The aerospace and defense industries are some of the most highly regulated business sectors, with requirements that impact operators, suppliers, and other third-party manufacturing partners. To help coordinate activity across the entire supply chain, the International Air Transport Association (IATA) was established. This organization provides important documentation to help ensure compliance and assist companies in achieving a high benchmark for product and service quality.
Aerospace parts suppliers have an especially challenging task of not only meeting the regulatory requirements but also providing complete traceability for their products. The ability to track parts is necessary for the airline and defense industries due to the high stakes associated with a potential product failure. In this post, we’ll review five important ways that aerospace manufacturers can improve traceability within their operations. Regularly pursuing incremental improvements can have a dramatic impact on Maintenance, Repair, and Overhaul (MRO) operations for suppliers, customers, and their partners.

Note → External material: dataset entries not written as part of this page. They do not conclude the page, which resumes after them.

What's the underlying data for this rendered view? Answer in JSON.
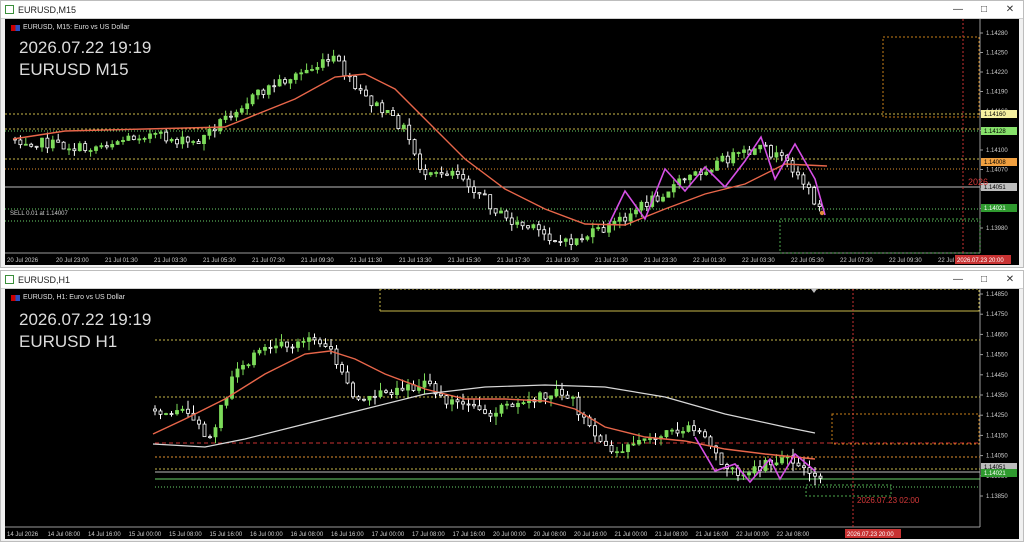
{
  "top": {
    "window_title": "EURUSD,M15",
    "symbol_line": "EURUSD, M15: Euro vs US Dollar",
    "info_date": "2026.07.22 19:19",
    "info_symbol": "EURUSD M15",
    "sell_label": "SELL 0.01 at 1.14007",
    "red_text": "2026",
    "price_ticks": [
      "1.14280",
      "1.14250",
      "1.14220",
      "1.14190",
      "1.14160",
      "1.14130",
      "1.14100",
      "1.14070",
      "1.14040",
      "1.14010",
      "1.13980"
    ],
    "price_tags": [
      {
        "text": "1.14160",
        "bg": "#f5f0a0",
        "fg": "#000"
      },
      {
        "text": "1.14128",
        "bg": "#86e06a",
        "fg": "#000"
      },
      {
        "text": "1.14008",
        "bg": "#f0a040",
        "fg": "#000"
      },
      {
        "text": "1.14051",
        "bg": "#bdbdbd",
        "fg": "#000"
      },
      {
        "text": "1.14021",
        "bg": "#2f9a2f",
        "fg": "#fff"
      }
    ],
    "time_ticks": [
      "20 Jul 2026",
      "20 Jul 23:00",
      "21 Jul 01:30",
      "21 Jul 03:30",
      "21 Jul 05:30",
      "21 Jul 07:30",
      "21 Jul 09:30",
      "21 Jul 11:30",
      "21 Jul 13:30",
      "21 Jul 15:30",
      "21 Jul 17:30",
      "21 Jul 19:30",
      "21 Jul 21:30",
      "21 Jul 23:30",
      "22 Jul 01:30",
      "22 Jul 03:30",
      "22 Jul 05:30",
      "22 Jul 07:30",
      "22 Jul 09:30",
      "22 Jul 11:30"
    ],
    "time_tag": "2026.07.23 20:00"
  },
  "bottom": {
    "window_title": "EURUSD,H1",
    "symbol_line": "EURUSD, H1: Euro vs US Dollar",
    "info_date": "2026.07.22 19:19",
    "info_symbol": "EURUSD H1",
    "red_text": "2026.07.23 02:00",
    "price_ticks": [
      "1.14850",
      "1.14750",
      "1.14650",
      "1.14550",
      "1.14450",
      "1.14350",
      "1.14250",
      "1.14150",
      "1.14050",
      "1.13950",
      "1.13850"
    ],
    "price_tags": [
      {
        "text": "1.14051",
        "bg": "#bdbdbd",
        "fg": "#000"
      },
      {
        "text": "1.14021",
        "bg": "#2f9a2f",
        "fg": "#fff"
      }
    ],
    "time_ticks": [
      "14 Jul 2026",
      "14 Jul 08:00",
      "14 Jul 16:00",
      "15 Jul 00:00",
      "15 Jul 08:00",
      "15 Jul 16:00",
      "16 Jul 00:00",
      "16 Jul 08:00",
      "16 Jul 16:00",
      "17 Jul 00:00",
      "17 Jul 08:00",
      "17 Jul 16:00",
      "20 Jul 00:00",
      "20 Jul 08:00",
      "20 Jul 16:00",
      "21 Jul 00:00",
      "21 Jul 08:00",
      "21 Jul 16:00",
      "22 Jul 00:00",
      "22 Jul 08:00"
    ],
    "time_tag": "2026.07.23 20:00"
  },
  "colors": {
    "bull": "#7ddc5a",
    "bear": "#ffffff",
    "ema": "#e8664a",
    "sma": "#d8d8d8",
    "zigzag": "#d64fe6",
    "grid": "#1e1e1e"
  },
  "icons": {
    "window_icon": "chart-window-icon",
    "minimize": "minimize-icon",
    "maximize": "maximize-icon",
    "close": "close-icon"
  }
}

While AS 9100 certification is not a specific requirement, it is highly recommended throughout the aerospace and defense industries. The traceability process included in these regulations follows a “Plan-Do-Check-Act” framework for tracing each component back to its point of origin. In many cases, the customers of an aerospace supplier may highly influence the company’s decision to pursue certification. This is especially true for suppliers that provide parts to federal organizations such as the National Aeronautics and Space Administration (NASA).
The AS 9100 quality standards are based upon ISO:9001 and represent industry best practices for safety and high-quality manufacturing processes. Each company must choose the exact way in which to align production capabilities with the requirements specified in the documentation. To reduce the risk associated with product failures, a company should streamline its processes in a way that provides auditors and customers with complete part-level visibility throughout the production, assembly, upkeep, and decommissioning phases of the product life cycle.
One of the key tenets of traceability is being able to find product information when you need it. Any delays can result in equipment downtime and lost revenue for customers. Since the typical aerospace supplier must work with several industry partners, it is important to coordinate document and part tracking to ensure there is no failure during hand-offs.
Documentation can now be managed in digital work systems that provide redundancy to data plates and printed documentation that accompanies any shipments. Tracking documents in real-time helps logistics coordinators ensure that the right documentation is present at the right points in the supply chain. This not only speeds up the process but also reduces additional work that must be done by staff to find and secure the right paperwork.
With the high degree of visibility that modern Enterprise Resource Planning (ERP) platforms provide, it’s no surprise that they have become a critical resource for aerospace manufacturers. These systems integrate compliance, production, and quality functions in a way that is especially useful for traceability purposes. With a modern ERP system, a company can manage supplier policies, coordinate regulatory needs, and develop end-to-end traceability for each part.
Another important software program for many aerospace manufacturers is the Manufacturing Execution System (MES). Many suppliers are now taking advantage of 3D printing technology by implementing additive manufacturing (AM) processes. Using AM adds additional tracking complexity due to the need for prototyping and the creation of streamlined processes. Manufacturers that pursue additive manufacturing practices can often benefit from the use of an MES system to supplement ERP tracking and traceability.
All aerospace manufacturers must maintain a rigorous audit schedule to ensure that their products and organizational capabilities are performing as expected. In addition to specific regulatory requirements, it is also recommended to fully verify ERP software functions and any other systems used to automate inventory and resource management. It can be easy to focus on optimization and improvements while missing some fundamental checks. Reviewing and improving your audit checklists will help you more easily identify potential points of failure within the entire operation.
One certainty for manufacturers of all types is that technology will only continue to evolve. Several emerging capabilities show great promise for improving the quality of traceability in the aerospace industry. One of these is blockchain, which may be able to add a new level of trust and reliability to part tracking throughout complex supply chains. As an aerospace manufacturer, it is important to stay informed of these latest developments and create plans for assessing, testing, and implementing solutions that work for your operation.
Manufacturers of aerospace equipment and components compete in highly regulated industries that offer huge rewards for suppliers that can meet the challenges. Traceability for modern aerospace components requires careful planning and investment in quality technology tools. As these capabilities continue to evolve it is up to each supplier to determine their own path to success.